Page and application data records
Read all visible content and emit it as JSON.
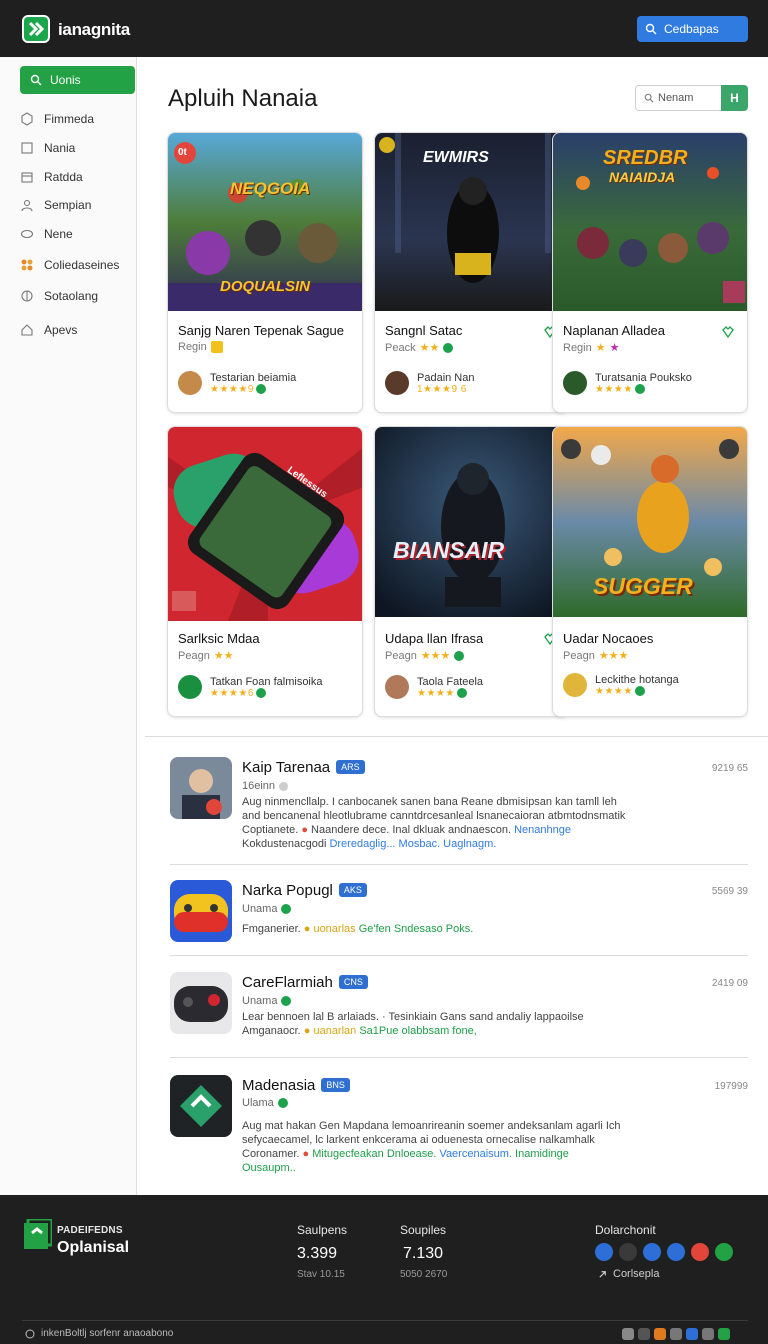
{
  "header": {
    "brand": "ianagnita",
    "button_label": "Cedbapas"
  },
  "sidebar": {
    "search_label": "Uonis",
    "items": [
      {
        "label": "Fimmeda",
        "icon": "grid-icon"
      },
      {
        "label": "Nania",
        "icon": "square-icon"
      },
      {
        "label": "Ratdda",
        "icon": "box-icon"
      },
      {
        "label": "Sempian",
        "icon": "users-icon"
      },
      {
        "label": "Nene",
        "icon": "chat-icon"
      },
      {
        "label": "Coliedaseines",
        "icon": "puzzle-icon"
      },
      {
        "label": "Sotaolang",
        "icon": "globe-icon"
      },
      {
        "label": "Apevs",
        "icon": "home-icon"
      }
    ]
  },
  "main": {
    "title": "Apluih Nanaia",
    "search_placeholder": "Nenam",
    "search_go_label": "H",
    "cards": [
      {
        "art_title": "NEQGOIA",
        "art_subtitle": "DOQUALSIN",
        "art_badge": "0t",
        "title": "Sanjg Naren Tepenak Sague",
        "sub": "Regin",
        "author": "Testarian beiamia",
        "rating": "★★★★9"
      },
      {
        "art_title": "EWMIRS",
        "title": "Sangnl Satac",
        "sub": "Peack",
        "author": "Padain Nan",
        "rating": "1★★★9 6"
      },
      {
        "art_title": "SREDBR",
        "art_subtitle": "NAIAIDJA",
        "title": "Naplanan Alladea",
        "sub": "Regin",
        "author": "Turatsania Pouksko",
        "rating": "★★★★"
      },
      {
        "art_title": "",
        "art_phone_text": "Leflessus",
        "title": "Sarlksic Mdaa",
        "sub": "Peagn",
        "author": "Tatkan Foan falmisoika",
        "rating": "★★★★6"
      },
      {
        "art_title": "BIANSAIR",
        "title": "Udapa llan Ifrasa",
        "sub": "Peagn",
        "author": "Taola Fateela",
        "rating": "★★★★"
      },
      {
        "art_title": "SUGGER",
        "title": "Uadar Nocaoes",
        "sub": "Peagn",
        "author": "Leckithe hotanga",
        "rating": "★★★★"
      }
    ]
  },
  "feed": [
    {
      "name": "Kaip Tarenaa",
      "tag": "ARS",
      "meta": "16einn",
      "count": "9219 65",
      "desc": [
        {
          "t": "Aug ninmencllalp. I canbocanek sanen bana Reane dbmisipsan kan tamll leh",
          "c": ""
        },
        {
          "t": "and bencanenal hleotlubrame canntdrcesanleal lsnanecaioran atbmtodnsmatik",
          "c": ""
        },
        {
          "t": "Coptianete. ",
          "c": "",
          "parts": [
            [
              "Coptianete. ",
              ""
            ],
            [
              "● ",
              "r"
            ],
            [
              "Naandere dece. Inal dkluak andnaescon. ",
              ""
            ],
            [
              "Nenanhnge",
              "b"
            ]
          ]
        },
        {
          "t": "Kokdustenacgodi ",
          "parts": [
            [
              "Kokdustenacgodi ",
              ""
            ],
            [
              "Dreredaglig...",
              "b"
            ],
            [
              "  Mosbac.  Uaglnagm.",
              "b"
            ]
          ]
        }
      ]
    },
    {
      "name": "Narka Popugl",
      "tag": "AKS",
      "meta": "Unama",
      "count": "5569 39",
      "desc": [
        {
          "parts": [
            [
              "Fmganerier. ",
              ""
            ],
            [
              "● uonarlas ",
              "y"
            ],
            [
              "Ge'fen Sndesaso Poks.",
              "g"
            ]
          ]
        }
      ]
    },
    {
      "name": "CareFlarmiah",
      "tag": "CNS",
      "meta": "Unama",
      "count": "2419 09",
      "desc": [
        {
          "parts": [
            [
              "Lear bennoen lal B arlaiads. · Tesinkiain Gans sand andaliy lappaoilse",
              ""
            ]
          ]
        },
        {
          "parts": [
            [
              "Amganaocr. ",
              ""
            ],
            [
              "● uanarlan ",
              "y"
            ],
            [
              "Sa1Pue olabbsam fone,",
              "g"
            ]
          ]
        }
      ]
    },
    {
      "name": "Madenasia",
      "tag": "BNS",
      "meta": "Ulama",
      "count": "197999",
      "desc": [
        {
          "parts": [
            [
              "Aug mat hakan Gen Mapdana lemoanrireanin soemer andeksanlam agarli Ich",
              ""
            ]
          ]
        },
        {
          "parts": [
            [
              "sefycaecamel, lc larkent enkcerama ai oduenesta ornecalise nalkamhalk",
              ""
            ]
          ]
        },
        {
          "parts": [
            [
              "Coronamer. ",
              ""
            ],
            [
              "● ",
              "r"
            ],
            [
              "Mitugecfeakan Dnloease. ",
              "g"
            ],
            [
              "Vaercenaisum. ",
              "b"
            ],
            [
              "Inamidinge",
              "g"
            ]
          ]
        },
        {
          "parts": [
            [
              "Ousaupm..",
              "g"
            ]
          ]
        }
      ]
    }
  ],
  "footer": {
    "brand_small": "PADEIFEDNS",
    "brand": "Oplanisal",
    "stats": [
      {
        "label": "Saulpens",
        "value": "3.399",
        "sub": "Stav 10.15"
      },
      {
        "label": "Soupiles",
        "value": "7.130",
        "sub": "5050 2670"
      }
    ],
    "social_title": "Dolarchonit",
    "social_colors": [
      "#2d6fd6",
      "#3a3a3a",
      "#2d6fd6",
      "#2d6fd6",
      "#e2463a",
      "#22a244"
    ],
    "link": "Corlsepla",
    "copyright": "inkenBoltlj sorfenr anaoabono",
    "mini_colors": [
      "#888",
      "#555",
      "#e07a1f",
      "#777",
      "#2d6fd6",
      "#777",
      "#22a244"
    ]
  },
  "colors": {
    "brand": "#22a244",
    "accent": "#2f7be0",
    "dark": "#1f1f1f"
  }
}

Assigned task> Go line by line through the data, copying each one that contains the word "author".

Exercise response>
        "author": "Testarian beiamia",
        "author": "Padain Nan",
        "author": "Turatsania Pouksko",
        "author": "Tatkan Foan falmisoika",
        "author": "Taola Fateela",
        "author": "Leckithe hotanga",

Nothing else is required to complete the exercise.